The following discussion outlines facilities and organization usually required for a complete self-contained shop formaking plastic molds. In setting up a captive shop other departments already established within the company may be drawn upon to perform several functions such as template shops, and plaster model shops. Often, self-contained units provide maximum efficiency, but this will be highly dependent on individual situations. Cost of facilities for plastic tool fabrication is lower than that for comparable metal tool fabrication. Of course, the size and type of plastic molds to be made have a direct bearing on the facilities required. The building requirements are determined by climatic conditions and the project contemplated. But, in addition to floor space, adequate ventilation, lighting and head room should be provided. Sanitary facilities must also be available to all personnel who come in contact with uncured plastic materials. Showers and private clothing lockers, together with supervised personal hygiene, are highly desirable. Like any other production department, a plastics injection molding company should be organized for most efficient work flow, materials availability, and centralization of similar types of operations. The latter permits personnel to become specialists in particular operations. In setting up the shop, small-scale production should be planned first, fabricating simple tools such as a holding fixture, contour checking fixture, simple vacuum forming mold, or small metal-forming die. With experience, such a shop can slowly grow into a complete shop to meet all your plastics tooling needs. The complete shop should generally have the following sections: template, patterns and molds, welding and metal fabrication, mold preparation, plastics casting, plastics laminating, tool finishing, tool proofing, and service facilities.

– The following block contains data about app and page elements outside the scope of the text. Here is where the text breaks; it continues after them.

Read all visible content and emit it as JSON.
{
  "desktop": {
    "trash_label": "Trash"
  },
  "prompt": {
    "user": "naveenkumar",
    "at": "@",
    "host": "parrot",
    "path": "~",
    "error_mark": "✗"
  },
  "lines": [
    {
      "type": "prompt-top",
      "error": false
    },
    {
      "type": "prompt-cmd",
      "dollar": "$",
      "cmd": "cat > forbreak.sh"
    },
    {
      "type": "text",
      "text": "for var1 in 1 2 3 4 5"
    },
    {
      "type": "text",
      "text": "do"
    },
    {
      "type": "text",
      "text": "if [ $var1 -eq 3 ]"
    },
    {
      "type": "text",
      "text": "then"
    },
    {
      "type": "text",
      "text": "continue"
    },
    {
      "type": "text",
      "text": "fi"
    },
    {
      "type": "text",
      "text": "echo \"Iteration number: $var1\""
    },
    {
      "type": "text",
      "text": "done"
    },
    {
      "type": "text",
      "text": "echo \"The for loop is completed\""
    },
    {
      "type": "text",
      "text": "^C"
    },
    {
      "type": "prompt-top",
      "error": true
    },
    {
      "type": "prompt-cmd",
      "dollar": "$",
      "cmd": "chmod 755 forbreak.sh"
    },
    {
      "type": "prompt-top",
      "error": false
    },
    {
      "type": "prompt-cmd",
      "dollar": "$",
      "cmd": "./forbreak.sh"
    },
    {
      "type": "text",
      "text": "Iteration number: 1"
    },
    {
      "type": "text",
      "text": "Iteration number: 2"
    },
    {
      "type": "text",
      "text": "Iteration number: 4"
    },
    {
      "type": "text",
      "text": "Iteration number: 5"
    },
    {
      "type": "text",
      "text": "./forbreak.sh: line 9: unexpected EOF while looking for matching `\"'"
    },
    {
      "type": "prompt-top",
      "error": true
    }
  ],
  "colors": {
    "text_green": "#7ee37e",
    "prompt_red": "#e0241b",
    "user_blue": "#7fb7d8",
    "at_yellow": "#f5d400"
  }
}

In most cases, templates are the source of dimensional control for molds and mock-ups used in the manufacture of plastics tools. They are generally of flat sheet metal— steel, aluminum or brass— and vary from 0.020 to 0.125 in. in thickness. Facilities required to lay out and manufacture templates include lay out tables, square shears, metal cutting band saws, band filers, drill presses and miscellaneous bench equipment for sheet metal work. Usually such a shop would include
- the lay-out group: well-qualified “Class A” template makers who can read tool design and part drawings and carry out the calculations required to lay out accurate templates from engineer ing data supplied, and
- template filers: lesser experienced personnel who can be readily trained.